> [TASK GOAL]:
Starting with the first line and ending with the last, copy the entries word for word.

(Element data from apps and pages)
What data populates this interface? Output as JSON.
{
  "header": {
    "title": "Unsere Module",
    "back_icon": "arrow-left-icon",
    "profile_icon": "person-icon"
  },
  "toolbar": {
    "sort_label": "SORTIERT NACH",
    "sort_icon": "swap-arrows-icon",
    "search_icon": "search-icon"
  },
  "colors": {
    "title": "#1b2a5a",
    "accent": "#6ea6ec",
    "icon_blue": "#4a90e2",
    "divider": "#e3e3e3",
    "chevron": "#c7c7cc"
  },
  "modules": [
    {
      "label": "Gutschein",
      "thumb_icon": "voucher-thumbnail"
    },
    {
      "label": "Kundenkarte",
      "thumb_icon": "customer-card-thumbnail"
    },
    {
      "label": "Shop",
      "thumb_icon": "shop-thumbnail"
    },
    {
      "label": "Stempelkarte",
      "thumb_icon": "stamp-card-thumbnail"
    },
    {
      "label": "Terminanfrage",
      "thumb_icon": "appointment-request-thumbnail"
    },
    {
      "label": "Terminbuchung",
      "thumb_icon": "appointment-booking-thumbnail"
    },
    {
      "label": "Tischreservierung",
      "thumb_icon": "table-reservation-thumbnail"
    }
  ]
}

> [RESPONSE TO THIS EXERCISE]:
What data populates this interface? Output as JSON.
{
  "header": {
    "title": "Unsere Module",
    "back_icon": "arrow-left-icon",
    "profile_icon": "person-icon"
  },
  "toolbar": {
    "sort_label": "SORTIERT NACH",
    "sort_icon": "swap-arrows-icon",
    "search_icon": "search-icon"
  },
  "colors": {
    "title": "#1b2a5a",
    "accent": "#6ea6ec",
    "icon_blue": "#4a90e2",
    "divider": "#e3e3e3",
    "chevron": "#c7c7cc"
  },
  "modules": [
    {
      "label": "Gutschein",
      "thumb_icon": "voucher-thumbnail"
    },
    {
      "label": "Kundenkarte",
      "thumb_icon": "customer-card-thumbnail"
    },
    {
      "label": "Shop",
      "thumb_icon": "shop-thumbnail"
    },
    {
      "label": "Stempelkarte",
      "thumb_icon": "stamp-card-thumbnail"
    },
    {
      "label": "Terminanfrage",
      "thumb_icon": "appointment-request-thumbnail"
    },
    {
      "label": "Terminbuchung",
      "thumb_icon": "appointment-booking-thumbnail"
    },
    {
      "label": "Tischreservierung",
      "thumb_icon": "table-reservation-thumbnail"
    }
  ]
}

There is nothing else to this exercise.